He's a mercurial personality; maybe the man who made umlauts a global sensation is more consumed by anger directed at his current employers than eagerness to get off the sidelines and play the game he loves. If so, I wish him all the best with that even as I mourn the prospect of a year of his career flushed down the toilet.
If he's truly hungry to play, though, someone in MLS needs to get cracking on a scheme to bring his talents to North America. Ozil has dropped enough breadcrumbs to make clear that he's intrigued by this league. He's a big basketball fan, has vacationed here repeatedly over the years and has a maverick's offbeat sensibilities, so the right club (with a coach suited to handling all that comes with this) making the right pitch could surely tempt him with the prospect of MLS stardom.
His cult of personality is not quite at Zlatan Ibrahimovic levels, but it's not too far off, with legions of fans here ready to provide the sort of appreciation that he's so obviously lacking in his current setting. While his work rate may have been a topic of debate in England, Ozil's level of vision and technique is a rare commodity. It's not hard to envision him becoming a Carlos Valderrama-type figure here.
Arsenal clearly already rate him a sunk cost, and are surely keen to get him as far away from Arteta’s renewal project as possible. Even at that, it’s going to take a Designated Player slot and large stacks of currency just to enter into the financial stratosphere in which a deal like this is brokered. A quick perusal suggests that a few MLS clubs could make a play here if they were motivated, while others could probably move some things around to do so.

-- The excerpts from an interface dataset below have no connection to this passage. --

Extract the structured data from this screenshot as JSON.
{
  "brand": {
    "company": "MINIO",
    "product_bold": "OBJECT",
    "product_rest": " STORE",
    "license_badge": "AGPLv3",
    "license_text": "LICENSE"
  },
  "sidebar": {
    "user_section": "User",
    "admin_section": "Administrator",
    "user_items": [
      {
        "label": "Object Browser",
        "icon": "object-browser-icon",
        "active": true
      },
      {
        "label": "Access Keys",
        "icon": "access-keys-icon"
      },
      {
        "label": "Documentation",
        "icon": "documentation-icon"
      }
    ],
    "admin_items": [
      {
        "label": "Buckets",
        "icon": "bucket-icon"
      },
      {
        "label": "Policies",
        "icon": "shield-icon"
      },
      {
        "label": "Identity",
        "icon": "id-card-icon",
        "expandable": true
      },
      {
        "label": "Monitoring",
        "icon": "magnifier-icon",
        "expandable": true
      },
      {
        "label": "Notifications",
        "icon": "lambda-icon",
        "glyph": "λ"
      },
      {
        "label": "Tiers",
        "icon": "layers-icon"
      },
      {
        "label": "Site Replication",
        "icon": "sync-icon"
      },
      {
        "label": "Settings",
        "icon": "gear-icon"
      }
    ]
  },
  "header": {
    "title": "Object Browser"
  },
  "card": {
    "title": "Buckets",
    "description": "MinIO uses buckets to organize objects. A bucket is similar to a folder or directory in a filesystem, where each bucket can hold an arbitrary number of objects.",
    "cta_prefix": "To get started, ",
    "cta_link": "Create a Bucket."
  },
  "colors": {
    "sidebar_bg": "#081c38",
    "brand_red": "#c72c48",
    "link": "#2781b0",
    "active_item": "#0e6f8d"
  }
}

At the top of the list should probably go the Colorado Rapids, a sibling club of Arsenal’s in that they share an owner (Stan Kroenke) and have quietly shared resources in the areas of data, scouting and the like. And the Mile High Club could use a lift right now, given that they’ve been out of action for weeks due to a wave of COVID-19 cases.
The Rapids, along with D.C. United – who were connected to Ozil last year, but mostly because he’s involved with a coffeehouse looking to set up shop at Audi Field – Houston Dynamo, New York Red Bulls, Philadelphia Union, San Jose Earthquakes and Vancouver Whitecaps, currently have room for another DP on their roster. I don't really have to tell you which needs to try something dramatic given their place in the standings.
Two others in that category who might want to give this a longer look: the Montreal Impact and New York City FC. Both have ownership with the resources to spend when in the mood. Both have looked short on inspiration at key moments this season, even if they’re hovering above the Eastern Conference’s playoff line at present. Both can look back fondly on torrid affairs with A-listers like Didier Drogba, David Villa and Andrea Pirlo. And both reside in cosmopolitan metropolises with plenty enough for a worldly character like Ozil to explore.
Or perhaps the usual suspects like Atlanta, Seattle and the Los Angeles clubs will have their ducks in a row by January. Nicolas Lodeiro is reportedly drawing interest from Saudi Arabia. Javier "Chicharito" Hernandez is being linked to Chivas Guadalajara as he struggles at LA Galaxy. LAFC could receive the right offer for Diego Rossi or Brian Rodriguez, or Atlanta United for Ezequiel Barco, at any point.
Granted, I’m shooting from the hip a bit here. Getting deals done in the COVID climate has generally gotten tougher across the board and even a 50% pay cut from his current wages would still make Ozil the highest-paid player in MLS history. But who dares wins, and there’s an opening, however small, to exploit here. Let’s will this one into existence.